Plaintiff was operating her vehicle in a line of cars following her sister’s hearse to final internment when our client’s employee, operating a snow plow, made an ill-timed left hand turn striking plaintiff’s vehicle, and resulting in an ambulance transport to a local hospital and plaintiff missing the service honoring her sister. Our client admitted liability and our western PA based partner, Michael Lang, tried the case on damages, only. Plaintiff alleged: (1) a permanent injury to her neck and headaches which resulted in severe limitations to plaintiff’s lifestyle including an inability to care for her 8 acre property and her horses, (2) out-of-pocket expenses resulting in a lien totaling $34,000, (3) that she required (and, in fact, received) extensive medical treatment with a neurosurgeon, orthopedic surgeon, neurologist and pain management doctors for her neck injury, including various injections into her neck and skull and narcotic pain medication. Mr. Lang concluded the treatment simply didn’t fit with the impact and the alleged injuries and requested video surveillance which revealed the plaintiff engaging in heavy yard work on her property just 5 months before trial. The video, together with the testimony of the Defendant’s IME doctor, was offered at trial and Mr. Lang argued the plaintiff suffered only a sprain/strain to her neck as a result of the accident and that any pain and treatment after about 8 weeks post-accident was related to plaintiff’s arthritis and not the accident. In response to the plaintiffs’ one million dollar demand, Mr. Lang offered $35,000. At the conclusion of the three day trial and after deliberating less than an hour and a half, the jury returned a verdict for the plaintiff totaling just $20,102.00.

Plaintiff, operator of motor vehicle involved in a collision with defendants vehicle, sued the defendant vehicle owners, the driver’s parents, but, not the driver, shortly before the statue of limitations expired. After the statute ran, the defendants’ answer was filed, which averred neither defendant was the operator of the vehicle. Thereafter, plaintiff sought leave of court to amend her complaint to add the driver as a new defendant and the trial court denied same. Ultimately, the trial court granted defendants’ motion for summary judgment asserting neither party was the vehicle operator and, therefore, could not be found negligent. Plaintiff appealed the MSJ.

Western PA partner, Michael Lang, argued the appeal before the Superior Court contending plaintiff was not seeking to amend her complaint to correct a misnamed party, but, to bring into the case a new and distinct party (the driver) after the statute of limitations had expired. The Court agreed, prohibiting the joinder of the vehicle operator, ending plaintiff’s suit.
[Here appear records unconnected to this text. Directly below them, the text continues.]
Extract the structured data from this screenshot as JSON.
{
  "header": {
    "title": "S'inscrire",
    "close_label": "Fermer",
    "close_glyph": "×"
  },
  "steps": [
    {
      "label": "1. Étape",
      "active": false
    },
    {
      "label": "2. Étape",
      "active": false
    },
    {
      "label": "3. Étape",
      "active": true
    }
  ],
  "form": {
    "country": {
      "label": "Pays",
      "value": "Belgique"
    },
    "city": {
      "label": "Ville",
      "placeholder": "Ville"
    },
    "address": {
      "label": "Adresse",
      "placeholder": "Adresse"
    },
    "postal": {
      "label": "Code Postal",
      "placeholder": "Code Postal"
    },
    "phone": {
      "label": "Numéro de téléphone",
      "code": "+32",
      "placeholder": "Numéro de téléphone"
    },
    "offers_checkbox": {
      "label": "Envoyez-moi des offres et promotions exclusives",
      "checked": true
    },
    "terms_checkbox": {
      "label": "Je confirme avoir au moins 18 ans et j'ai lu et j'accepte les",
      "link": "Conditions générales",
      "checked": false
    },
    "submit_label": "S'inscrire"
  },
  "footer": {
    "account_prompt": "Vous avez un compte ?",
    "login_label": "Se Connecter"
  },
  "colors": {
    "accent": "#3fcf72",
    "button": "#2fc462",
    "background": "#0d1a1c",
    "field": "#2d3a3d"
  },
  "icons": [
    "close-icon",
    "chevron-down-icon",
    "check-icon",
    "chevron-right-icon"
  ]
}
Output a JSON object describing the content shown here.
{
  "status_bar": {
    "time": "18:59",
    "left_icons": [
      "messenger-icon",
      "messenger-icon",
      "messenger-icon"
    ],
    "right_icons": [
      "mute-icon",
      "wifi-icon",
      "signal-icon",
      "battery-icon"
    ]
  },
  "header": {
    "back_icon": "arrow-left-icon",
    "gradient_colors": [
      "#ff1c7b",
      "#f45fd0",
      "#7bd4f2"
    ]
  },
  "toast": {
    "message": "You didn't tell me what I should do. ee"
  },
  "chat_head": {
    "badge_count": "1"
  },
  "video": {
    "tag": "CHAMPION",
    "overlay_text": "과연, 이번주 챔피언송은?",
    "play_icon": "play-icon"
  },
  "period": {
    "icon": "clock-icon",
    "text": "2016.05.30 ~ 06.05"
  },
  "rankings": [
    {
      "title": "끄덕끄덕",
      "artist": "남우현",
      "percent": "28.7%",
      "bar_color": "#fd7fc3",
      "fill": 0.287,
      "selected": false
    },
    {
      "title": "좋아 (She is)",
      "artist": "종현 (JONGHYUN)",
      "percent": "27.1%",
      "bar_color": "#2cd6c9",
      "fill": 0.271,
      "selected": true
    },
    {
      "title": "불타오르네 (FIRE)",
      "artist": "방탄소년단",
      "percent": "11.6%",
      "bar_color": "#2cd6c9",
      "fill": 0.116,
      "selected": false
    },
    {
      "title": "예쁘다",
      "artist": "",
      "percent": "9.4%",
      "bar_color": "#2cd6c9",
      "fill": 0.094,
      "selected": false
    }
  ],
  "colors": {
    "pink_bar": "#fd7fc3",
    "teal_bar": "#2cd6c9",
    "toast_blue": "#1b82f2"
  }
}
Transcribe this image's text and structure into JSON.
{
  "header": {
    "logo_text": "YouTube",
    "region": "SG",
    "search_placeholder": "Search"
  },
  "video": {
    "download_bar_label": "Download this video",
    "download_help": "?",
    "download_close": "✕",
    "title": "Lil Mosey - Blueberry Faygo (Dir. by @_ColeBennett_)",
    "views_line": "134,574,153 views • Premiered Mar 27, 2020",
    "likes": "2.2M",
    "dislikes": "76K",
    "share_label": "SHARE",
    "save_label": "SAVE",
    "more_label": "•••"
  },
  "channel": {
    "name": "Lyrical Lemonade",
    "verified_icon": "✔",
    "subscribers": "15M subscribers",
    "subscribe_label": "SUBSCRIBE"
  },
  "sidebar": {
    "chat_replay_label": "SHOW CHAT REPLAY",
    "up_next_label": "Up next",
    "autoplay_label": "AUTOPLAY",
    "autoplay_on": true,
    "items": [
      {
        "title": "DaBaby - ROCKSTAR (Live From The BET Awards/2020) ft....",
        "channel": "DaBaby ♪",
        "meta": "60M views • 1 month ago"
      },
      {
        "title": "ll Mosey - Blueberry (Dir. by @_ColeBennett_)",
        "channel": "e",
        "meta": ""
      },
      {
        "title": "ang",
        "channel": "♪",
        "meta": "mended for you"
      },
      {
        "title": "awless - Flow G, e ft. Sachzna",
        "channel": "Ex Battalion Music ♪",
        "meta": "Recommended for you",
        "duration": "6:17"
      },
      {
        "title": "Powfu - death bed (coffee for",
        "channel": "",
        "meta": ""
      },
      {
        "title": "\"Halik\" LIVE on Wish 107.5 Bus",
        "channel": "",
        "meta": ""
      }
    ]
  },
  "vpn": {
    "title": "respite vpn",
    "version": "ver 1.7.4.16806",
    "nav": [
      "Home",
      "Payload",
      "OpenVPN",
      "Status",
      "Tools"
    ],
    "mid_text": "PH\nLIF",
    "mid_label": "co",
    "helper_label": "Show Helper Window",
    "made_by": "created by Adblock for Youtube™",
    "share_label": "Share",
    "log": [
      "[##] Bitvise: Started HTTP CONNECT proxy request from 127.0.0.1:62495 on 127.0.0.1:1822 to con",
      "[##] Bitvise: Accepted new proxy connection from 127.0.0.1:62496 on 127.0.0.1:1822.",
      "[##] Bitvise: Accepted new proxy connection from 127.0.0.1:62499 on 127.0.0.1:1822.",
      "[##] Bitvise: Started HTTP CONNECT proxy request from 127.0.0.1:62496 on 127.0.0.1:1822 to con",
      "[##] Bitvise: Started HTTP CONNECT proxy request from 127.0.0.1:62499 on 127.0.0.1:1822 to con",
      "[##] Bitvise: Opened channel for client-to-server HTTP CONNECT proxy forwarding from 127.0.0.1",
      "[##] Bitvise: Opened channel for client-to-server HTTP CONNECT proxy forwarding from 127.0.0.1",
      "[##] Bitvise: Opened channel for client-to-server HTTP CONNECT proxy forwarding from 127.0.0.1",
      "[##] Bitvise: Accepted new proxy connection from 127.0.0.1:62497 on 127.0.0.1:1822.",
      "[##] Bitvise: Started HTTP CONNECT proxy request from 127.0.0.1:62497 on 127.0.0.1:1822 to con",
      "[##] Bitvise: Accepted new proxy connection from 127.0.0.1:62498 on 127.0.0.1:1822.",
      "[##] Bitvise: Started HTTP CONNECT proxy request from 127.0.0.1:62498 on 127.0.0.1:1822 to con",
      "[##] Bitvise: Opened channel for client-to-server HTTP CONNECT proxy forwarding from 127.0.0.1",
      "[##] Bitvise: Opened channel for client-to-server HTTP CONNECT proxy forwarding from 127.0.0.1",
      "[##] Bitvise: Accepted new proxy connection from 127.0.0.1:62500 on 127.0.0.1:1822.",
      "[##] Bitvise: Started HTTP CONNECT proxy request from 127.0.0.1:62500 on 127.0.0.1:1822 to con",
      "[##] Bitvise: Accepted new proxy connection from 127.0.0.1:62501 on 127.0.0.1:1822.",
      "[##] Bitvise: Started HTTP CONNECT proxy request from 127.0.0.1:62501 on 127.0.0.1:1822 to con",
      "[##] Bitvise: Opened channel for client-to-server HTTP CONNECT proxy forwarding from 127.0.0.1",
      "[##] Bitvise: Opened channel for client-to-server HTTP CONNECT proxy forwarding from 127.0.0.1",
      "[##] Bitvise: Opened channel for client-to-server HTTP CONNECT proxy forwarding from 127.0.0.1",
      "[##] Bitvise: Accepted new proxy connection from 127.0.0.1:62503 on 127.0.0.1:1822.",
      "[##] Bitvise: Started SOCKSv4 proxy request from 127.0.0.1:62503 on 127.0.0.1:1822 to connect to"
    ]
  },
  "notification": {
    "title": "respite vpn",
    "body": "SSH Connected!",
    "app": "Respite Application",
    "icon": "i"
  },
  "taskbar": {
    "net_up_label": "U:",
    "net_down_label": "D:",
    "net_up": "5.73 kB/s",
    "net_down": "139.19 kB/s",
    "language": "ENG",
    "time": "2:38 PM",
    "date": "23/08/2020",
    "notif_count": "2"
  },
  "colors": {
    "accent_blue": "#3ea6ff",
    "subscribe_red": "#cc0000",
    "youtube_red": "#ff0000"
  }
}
Plaintiff, operator of motor vehicle involved in a collision with defendants vehicle, sued the defendant vehicle owners, the driver’s parents, but, not the driver, shortly before the statue of limitations expired. After the statute ran, the defendants’ answer was filed, which averred neither defendant was the operator of the vehicle. Thereafter, plaintiff sought leave of court to amend her complaint to add the driver as a new defendant and the trial court denied same. Ultimately, the trial court granted defendants’ motion for summary judgment asserting neither party was the vehicle operator and, therefore, could not be found negligent. Plaintiff appealed the MSJ.

Western PA partner, Michael Lang, argued the appeal before the Superior Court contending plaintiff was not seeking to amend her complaint to correct a misnamed party, but, to bring into the case a new and distinct party (the driver) after the statute of limitations had expired. The Court agreed, prohibiting the joinder of the vehicle operator, ending plaintiff’s suit.

Our partner, Mike Lang, defended the interests of homeowners alleged to have neglected to erect a railing on their entrance porch at their home of 37 years. The mail delivery plaintiff placed envelopes in the mailbox, then placed a box on the porch by the defendants’ front door, as it wouldn’t fit in the mailbox. As plaintiff stood up, he pivoted to his left, fell off the porch, and sustained a lacerated kidney requiring a five day hospitalization. Plaintiff contended as an invitee, he was owed a high duty of care and that Mike’s clients breached that duty by not having a railing on the right side of the porch where the mail slot was located (there was a railing on the left). Mike presented evidence confirming the local building code did not require a railing and argued the accident was completely a result of the plaintiff’s own carelessness. The jury of nine women and three men agreed and returned a defense verdict in less than nine minutes.